Table of the Comparative Heights of the Principal Mountains etc. in the World.
1827 (undated) 11.5 x 9 in (29.21 x 22.86 cm)
1 : 47520
This is Finley's highly sought after c. 1827 map of the comparative heights of the principal mountains of the world. It details the world's great mountains in relative proximity to one another and divided by continent. Each mountain is numbered and refers to a reference list below the chart proper, which names each mountain and its elevation. Also notes important cities, mines, volcanoes and geographical locations, including the Great Pyramid. When this chart was map the highest mountain North America was considered to be Mexico's Popocatepetl, in South America it was Chimborazo, in Europe Mont Blanc, in Asia Dhawalgeri, and in Africa the Atlas Mountains of Morocco. Predates the discovery of Mt. Everest, Mt. Kilimanjaro, Mt. Kenya, and Mt. McKinley (Denali). Engraved by Young and Delleker for the 1827 edition of Anthony Finley's General Atlas.
Anthony Finley (August 25, 1784 - June 9, 1836) was an American book and map publisher based in Philadelphia, Pennsylvania. Finley was born in Philadelphia in 1874. He opened a bookshop and publishing house at the Northeast corner of Fourth and Chestnut Street, Philadelphia in 1809. His earliest known catalog, listing botanical, medical and other scientific works, appeared in 1811. His first maps, engraved for Daniel Edward Clarke’s Travels in Various Countries of Europe, Asia, and Africa also appear in 1811. His first atlas, the Atlas Classica, was published in 1818. He soon thereafter published the more significant A New American Atlas and the New General Atlas…, both going through several editions from 1824 to 1834. Although most of Finley's cartographic material was borrowed from European sources, his atlases were much admired and favorably reviewed.
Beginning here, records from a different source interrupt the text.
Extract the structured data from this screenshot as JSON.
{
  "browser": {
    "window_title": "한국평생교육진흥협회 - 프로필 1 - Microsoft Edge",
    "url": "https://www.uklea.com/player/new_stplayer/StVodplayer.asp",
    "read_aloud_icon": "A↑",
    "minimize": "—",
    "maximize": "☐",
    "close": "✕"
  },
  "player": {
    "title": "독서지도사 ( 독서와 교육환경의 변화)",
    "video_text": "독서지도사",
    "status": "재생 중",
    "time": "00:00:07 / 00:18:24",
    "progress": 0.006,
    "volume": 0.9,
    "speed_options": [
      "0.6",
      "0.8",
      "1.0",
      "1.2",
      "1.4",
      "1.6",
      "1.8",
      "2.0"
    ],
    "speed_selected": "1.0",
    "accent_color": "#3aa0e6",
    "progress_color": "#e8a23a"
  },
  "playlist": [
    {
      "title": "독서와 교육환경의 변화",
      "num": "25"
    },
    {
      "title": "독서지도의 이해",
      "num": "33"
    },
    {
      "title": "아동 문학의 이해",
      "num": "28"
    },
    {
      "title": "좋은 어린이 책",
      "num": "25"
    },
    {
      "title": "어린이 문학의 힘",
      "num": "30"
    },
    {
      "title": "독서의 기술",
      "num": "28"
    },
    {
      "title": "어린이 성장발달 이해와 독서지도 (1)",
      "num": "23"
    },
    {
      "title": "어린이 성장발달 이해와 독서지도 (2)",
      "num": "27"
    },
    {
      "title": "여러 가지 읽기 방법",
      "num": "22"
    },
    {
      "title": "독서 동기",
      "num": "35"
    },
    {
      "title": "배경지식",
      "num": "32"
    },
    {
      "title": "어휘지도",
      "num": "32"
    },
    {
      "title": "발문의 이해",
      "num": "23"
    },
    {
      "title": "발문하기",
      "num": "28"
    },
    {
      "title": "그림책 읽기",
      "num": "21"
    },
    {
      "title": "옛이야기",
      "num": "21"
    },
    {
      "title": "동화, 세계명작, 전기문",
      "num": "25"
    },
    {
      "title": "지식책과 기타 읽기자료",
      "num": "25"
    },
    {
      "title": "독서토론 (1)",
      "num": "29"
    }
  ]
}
In addition to his work as a printer, Finley ran unsuccessfully on the 1818 Democratic ticket for Philadelphia Common Council. He was also a founding officer of the Philadelphia Apprentices’ Library, and a member of both the American Sunday-School Union and the Franklin Institute. Finely was active as a publisher until his 1836 death, apparently of a 'lingering illness.' Shortly thereafter advertisements began appearing for his map business and plates, most of which were acquired by Samuel Augustus Mitchell.
Finley, A., A New General Atlas, Comprising a Complete Set of Maps, representing the Grand Divisions of the Globe, Together with the several Empires, Kingdoms and States in the World; Compiled from the Best Authorities, and corrected by the Most Recent Discoveries, Philadelphia, 1827.
Very good. Original platemark visible. Blank on verso. Minor overall toning. Minor spotting.
Rumsey 0285.062 (1831 edition). Phillips (Atlases) 4314, 760, 752, 6045.